About 11 months after the 7th Circuit Court of Appeals issued its landmark ruling which found Title VII does prohibit discrimination based on sexual orientation, the 2nd Circuit Court of Appeals has reached the same conclusion.
The ruling issued today from the full 2nd Circuit in Zarda v. Altitude Express, Inc., 15-3775, is the second circuit court decision toppling precedent and finding Title VII of the Civil Rights Act of 1964 does extend protections to gay, lesbian, bisexual and transgender individuals. It was a 10-3 decision.
In April 2017, the full 7th Circuit was the first to reverse its precedent and find Title VII does cover sexual orientation. That case was Hively v. Ivy Tech Cmty. Coll. of Ind., 853 F.3d 339, 3362 (7th Circuit 2017).
Donald Zarda filed his original complaint in 2010 after he was fired from his job as a sky-diving instructor of Altitude Express. He claimed he was discriminated against because of his sexual orientation and his gender.
Chief Judge Robert Katzmann wrote the majority 69-page opinion of which nine other judges joined in full or offered their own concurring opinions. The majority concluded that sexual orientation discrimination is a subset of sex discrimination and employers cannot fire or retaliate against a worker because that person does not fit a sexual stereotype.

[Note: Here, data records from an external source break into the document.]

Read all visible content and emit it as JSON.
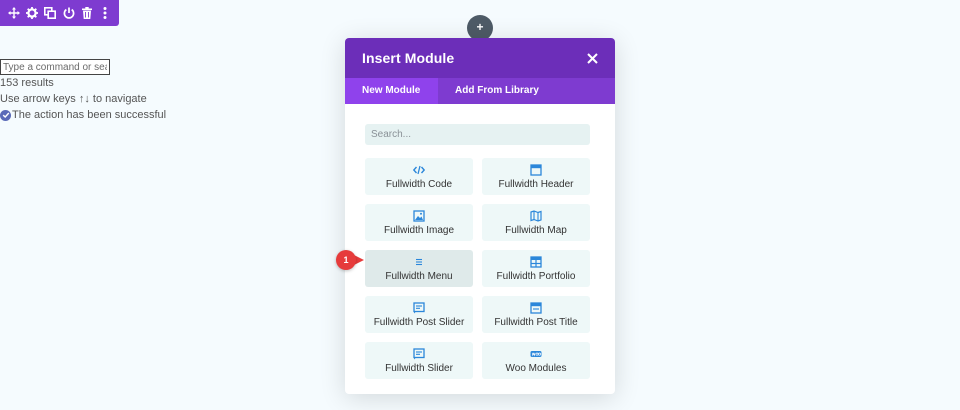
{
  "toolbar": {
    "items": [
      {
        "icon": "move-icon"
      },
      {
        "icon": "gear-icon"
      },
      {
        "icon": "duplicate-icon"
      },
      {
        "icon": "power-icon"
      },
      {
        "icon": "trash-icon"
      },
      {
        "icon": "more-vertical-icon"
      }
    ],
    "color": "#7e3bd0"
  },
  "command_palette": {
    "placeholder": "Type a command or search",
    "results": "153 results",
    "hint": "Use arrow keys ↑↓ to navigate",
    "status": "The action has been successful"
  },
  "add_button": {
    "label": "+"
  },
  "modal": {
    "title": "Insert Module",
    "tabs": [
      {
        "label": "New Module",
        "active": true
      },
      {
        "label": "Add From Library",
        "active": false
      }
    ],
    "search_placeholder": "Search...",
    "modules": [
      {
        "label": "Fullwidth Code",
        "icon": "code-icon"
      },
      {
        "label": "Fullwidth Header",
        "icon": "header-icon"
      },
      {
        "label": "Fullwidth Image",
        "icon": "image-icon"
      },
      {
        "label": "Fullwidth Map",
        "icon": "map-icon"
      },
      {
        "label": "Fullwidth Menu",
        "icon": "menu-icon"
      },
      {
        "label": "Fullwidth Portfolio",
        "icon": "portfolio-icon"
      },
      {
        "label": "Fullwidth Post Slider",
        "icon": "post-slider-icon"
      },
      {
        "label": "Fullwidth Post Title",
        "icon": "post-title-icon"
      },
      {
        "label": "Fullwidth Slider",
        "icon": "slider-icon"
      },
      {
        "label": "Woo Modules",
        "icon": "woo-icon"
      }
    ],
    "colors": {
      "header": "#6c2eb9",
      "tabs": "#7e3bd0",
      "active_tab": "#8f42ec",
      "icon": "#2b87da"
    }
  },
  "annotation": {
    "label": "1",
    "color": "#e63b3b"
  }
}
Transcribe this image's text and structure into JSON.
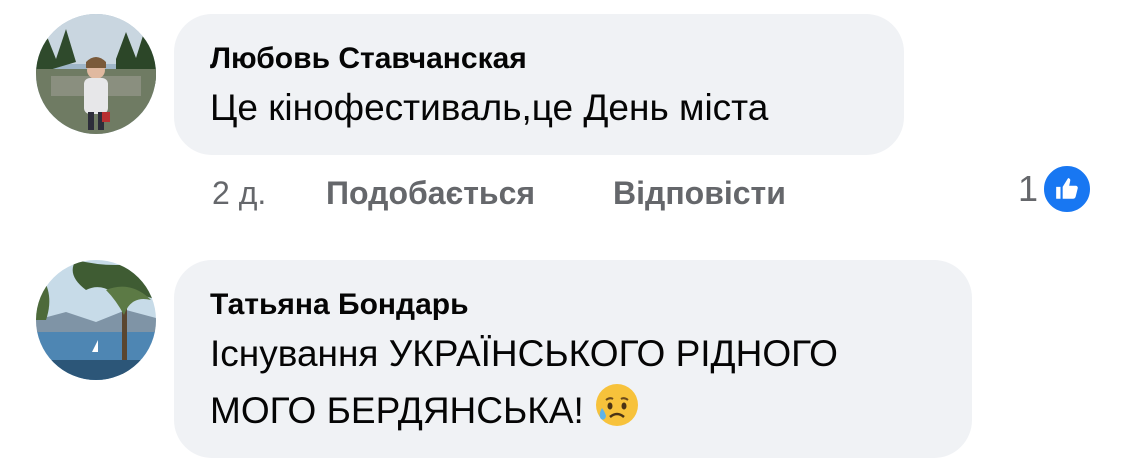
{
  "comments": [
    {
      "author": "Любовь Ставчанская",
      "text_lines": [
        "Це кінофестиваль,це День міста"
      ],
      "time": "2 д.",
      "like_label": "Подобається",
      "reply_label": "Відповісти",
      "reaction_count": "1",
      "reaction_icon": "thumbs-up-icon"
    },
    {
      "author": "Татьяна Бондарь",
      "text_lines": [
        "Існування УКРАЇНСЬКОГО РІДНОГО",
        "МОГО БЕРДЯНСЬКА!"
      ],
      "emoji": "sad-sweat-face-emoji"
    }
  ],
  "colors": {
    "bubble": "#f0f2f5",
    "secondary_text": "#65676b",
    "like_blue": "#1877f2"
  }
}
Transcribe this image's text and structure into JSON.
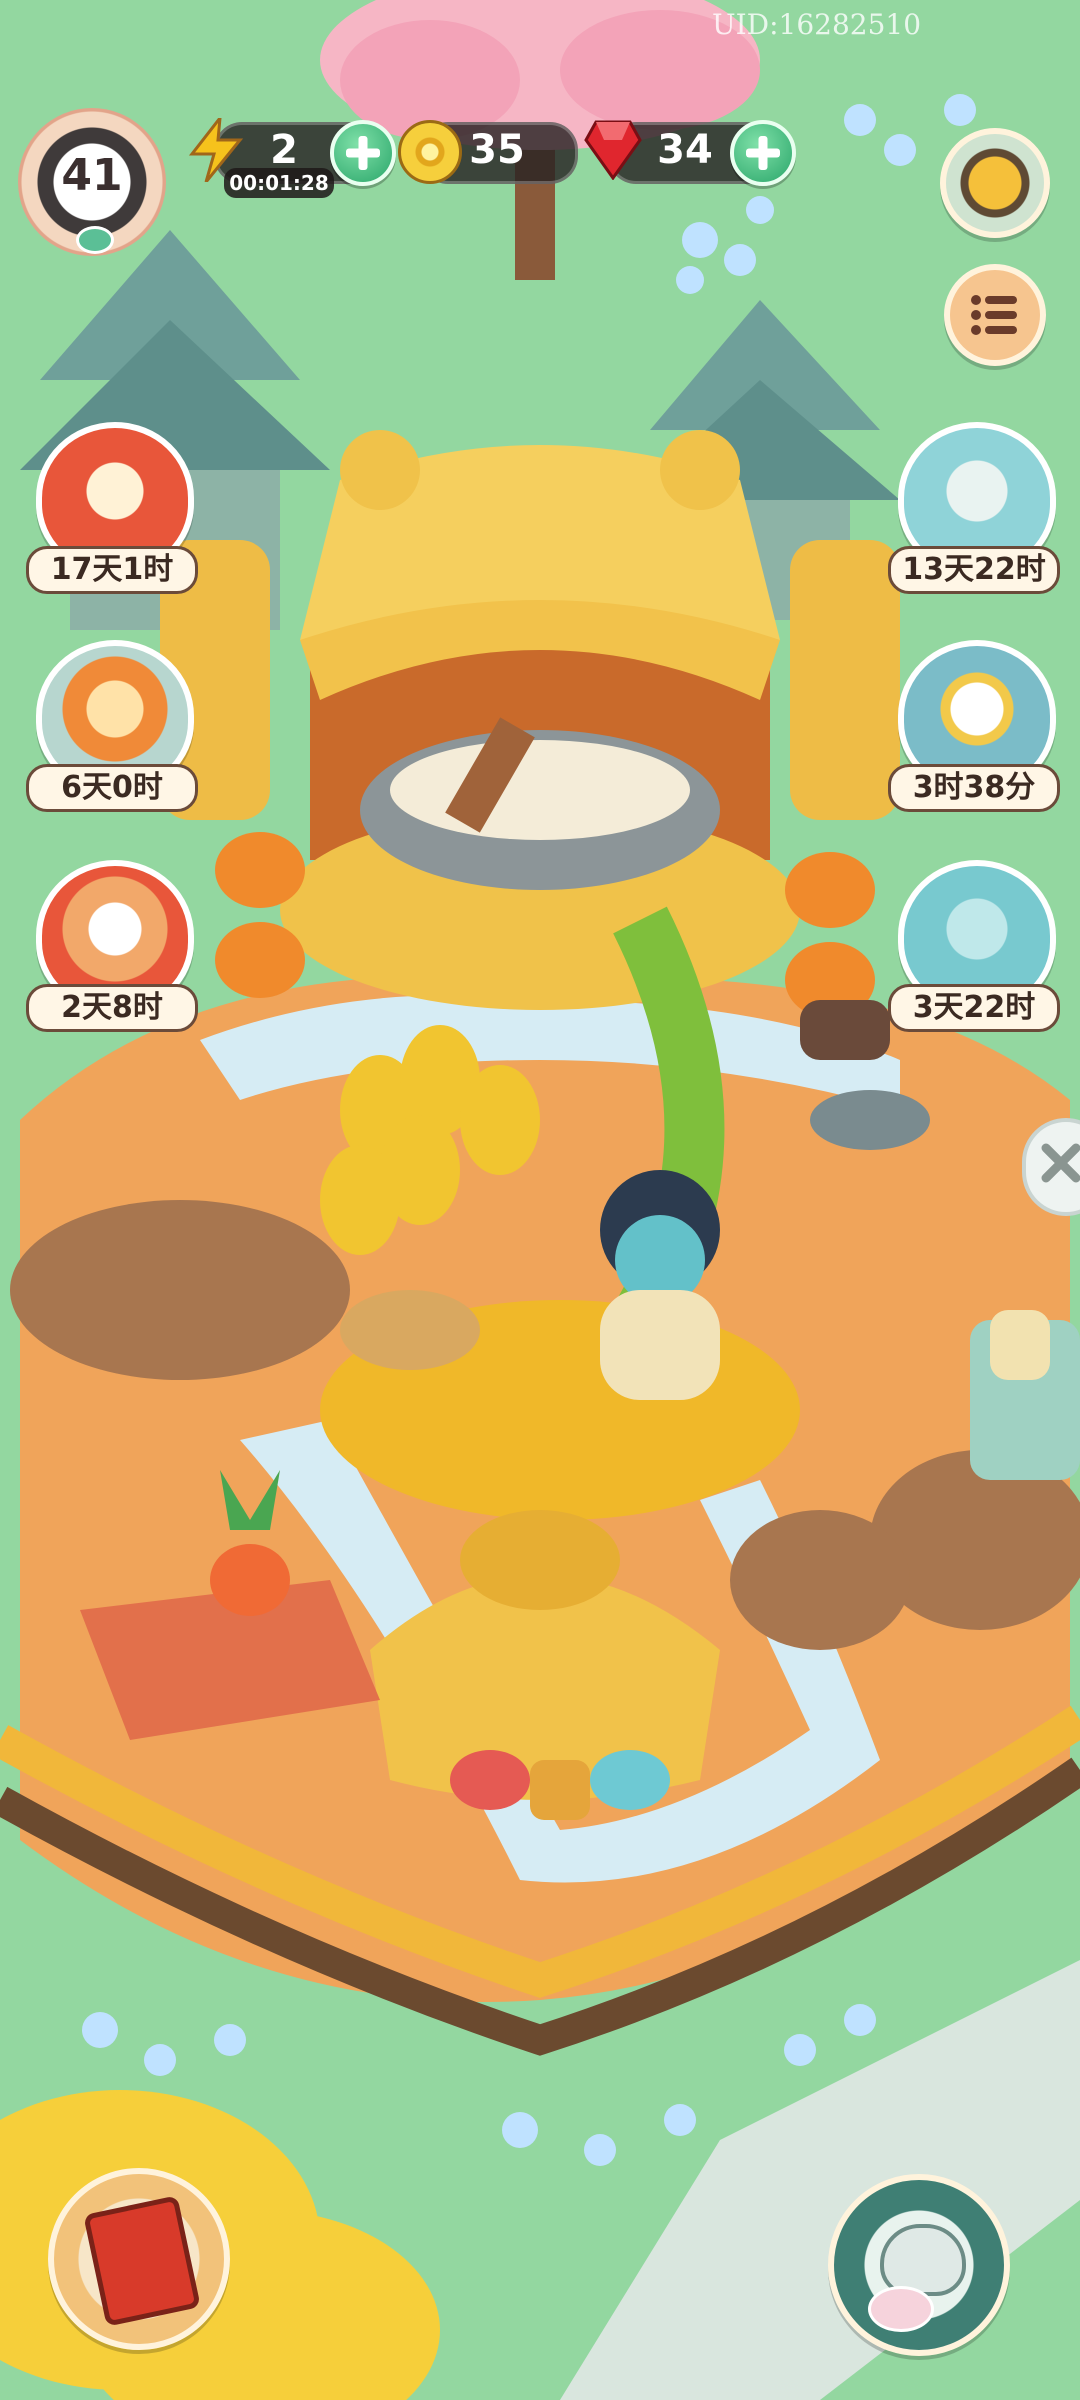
{
  "uid": "UID:16282510",
  "player": {
    "level": "41"
  },
  "resources": {
    "energy": {
      "value": "2",
      "timer": "00:01:28",
      "icon": "lightning-icon"
    },
    "coins": {
      "value": "35",
      "icon": "coin-icon"
    },
    "gems": {
      "value": "34",
      "icon": "ruby-icon"
    }
  },
  "events": {
    "left": [
      {
        "name": "event-book-festival",
        "time": "17天1时",
        "color": "#e8563a"
      },
      {
        "name": "event-autumn-lion",
        "time": "6天0时",
        "color": "#f08a38"
      },
      {
        "name": "event-lucky-cat",
        "time": "2天8时",
        "color": "#f2a86a"
      }
    ],
    "right": [
      {
        "name": "event-spirit-cat-bath",
        "time": "13天22时",
        "color": "#8fd3d8"
      },
      {
        "name": "event-snow-mountain",
        "time": "3时38分",
        "color": "#7bbcc8"
      },
      {
        "name": "event-gift-box-bear",
        "time": "3天22时",
        "color": "#78c9cf"
      }
    ]
  },
  "colors": {
    "grass": "#8fd49a",
    "thatch": "#f0c24a",
    "water": "#cfe6f0",
    "orange_ground": "#f2a35a",
    "fence": "#6b4a2f"
  }
}
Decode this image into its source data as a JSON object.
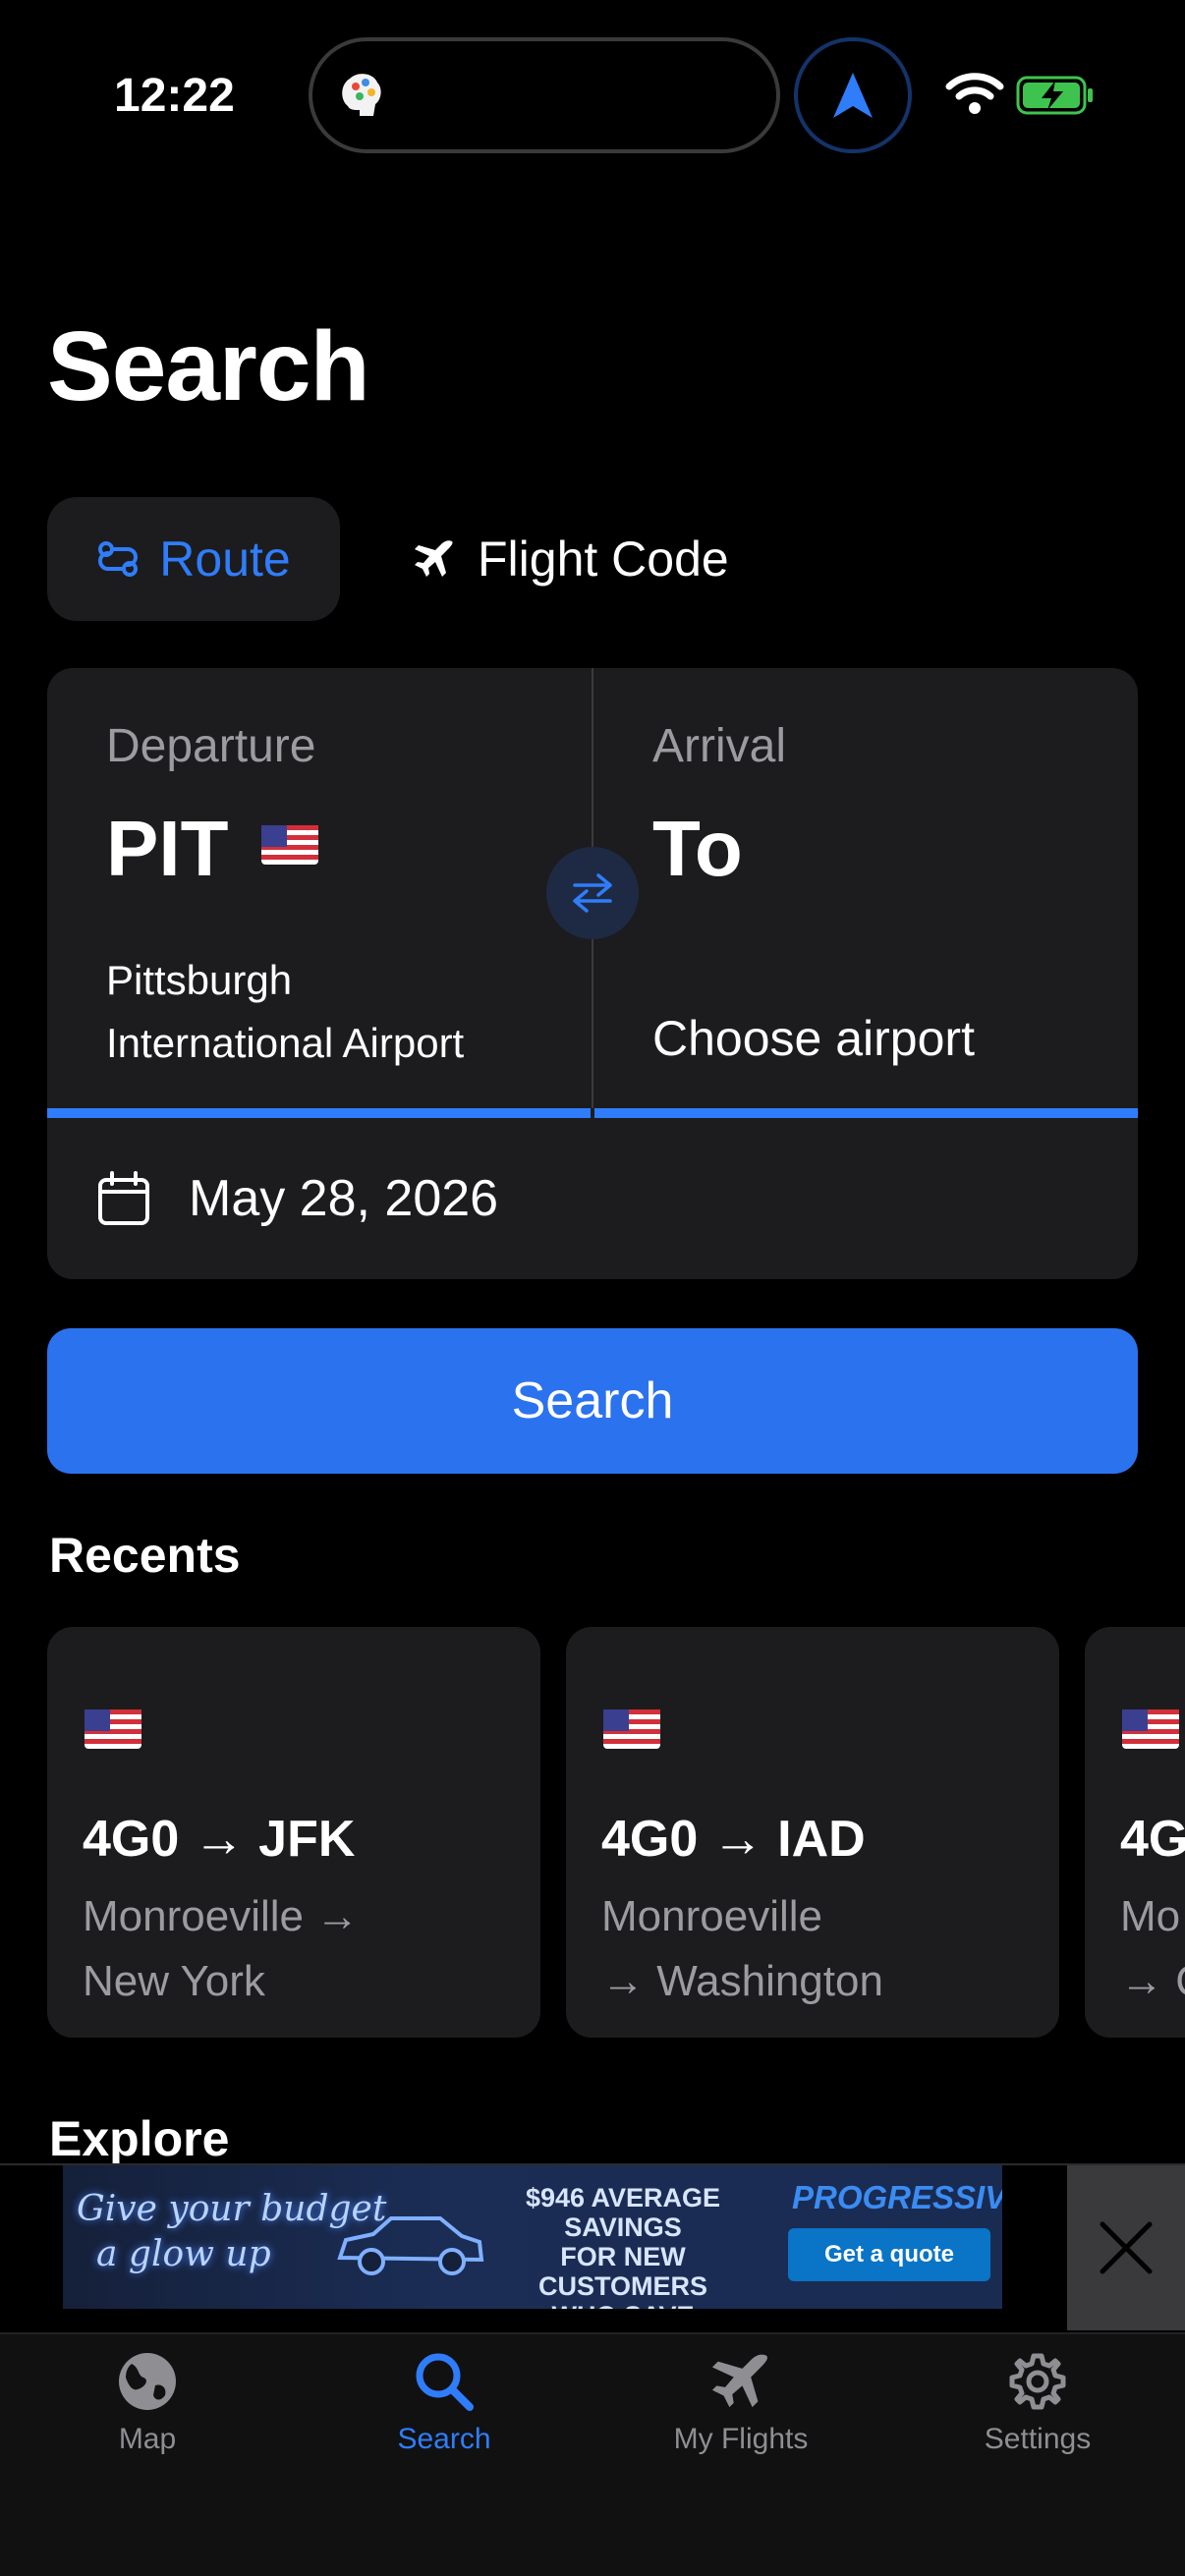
{
  "status_bar": {
    "time": "12:22"
  },
  "title": "Search",
  "tabs": {
    "route": "Route",
    "flight_code": "Flight Code"
  },
  "route_card": {
    "departure": {
      "label": "Departure",
      "code": "PIT",
      "name_line1": "Pittsburgh",
      "name_line2": "International Airport"
    },
    "arrival": {
      "label": "Arrival",
      "code": "To",
      "placeholder": "Choose airport"
    },
    "date": "May 28, 2026"
  },
  "search_button": "Search",
  "recents": {
    "title": "Recents",
    "items": [
      {
        "route": "4G0 → JFK",
        "city_line1": "Monroeville →",
        "city_line2": "New York"
      },
      {
        "route": "4G0 → IAD",
        "city_line1": "Monroeville",
        "city_line2": "→ Washington"
      },
      {
        "route": "4G",
        "city_line1": "Mo",
        "city_line2": "→ C"
      }
    ]
  },
  "explore": {
    "title": "Explore"
  },
  "ad": {
    "headline_line1": "Give your budget",
    "headline_line2": "a glow up",
    "offer_line1": "$946 AVERAGE SAVINGS",
    "offer_line2": "FOR NEW CUSTOMERS",
    "offer_line3": "WHO SAVE",
    "brand": "PROGRESSIVE",
    "cta": "Get a quote"
  },
  "tabbar": {
    "map": "Map",
    "search": "Search",
    "my_flights": "My Flights",
    "settings": "Settings"
  },
  "colors": {
    "accent": "#2f7dfa",
    "card": "#1c1c1e",
    "muted": "#9b9ba0"
  }
}
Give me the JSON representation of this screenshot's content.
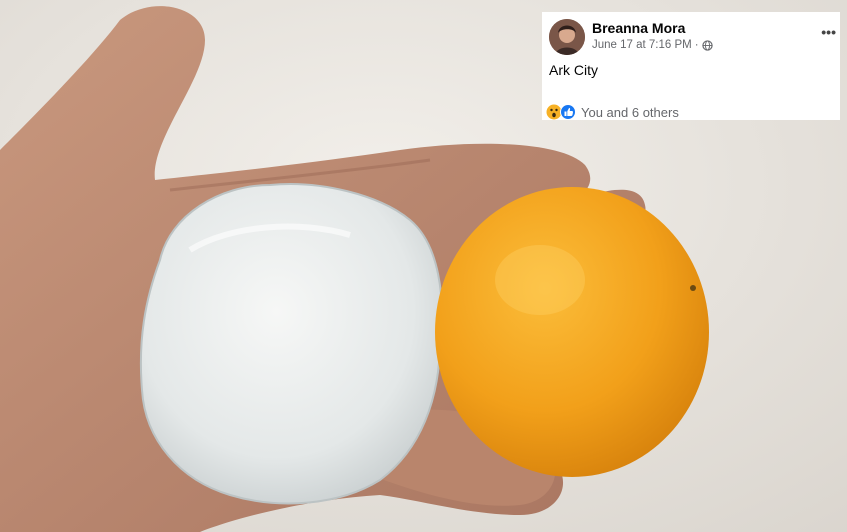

“Although sexual orientation discrimination is ‘assuredly not the principal evil that Congress was concerned with when it enacted Title VII,’ ‘statutory prohibitions often go beyond the principal evil to cover reasonably comparable evils,’” Katzmann wrote, referencing Oncale v. Sundowner, 523 U.S. 75 (1998). “In the context of Title VII, the statutory prohibition extends to all discrimination ‘because of … sex’ and sexual orientation discrimination is actionable subset of sex discrimination.”
Judge Gerard Lynch wrote a 73-page dissent which was joined in part by Judges Debra Ann Livingston and Reena Raggi.
Lynch reviewed the events leading to the enactment of Title VII and the prevailing attitude at the time toward same-sex relationships. He then, citing 7th Circuit Judge Diane Sykes’ dissent in Hively, pointed to the public meaning of the word “sex” in the mid-1960 and argued it was aimed at gender equality.
“The words used in the legislation are used for a reason,” Lynch wrote. “Legislation is adopted in response to perceived social problems, and legislators adopt the language that they do to address social evil or accomplish a desired goal. The word of the statute take meaning from that purpose and the principles it adopts must be read in light of the problem it was enacted to address.”
The case was remanded to the U.S. District Court for the Eastern District of New York for further proceedings.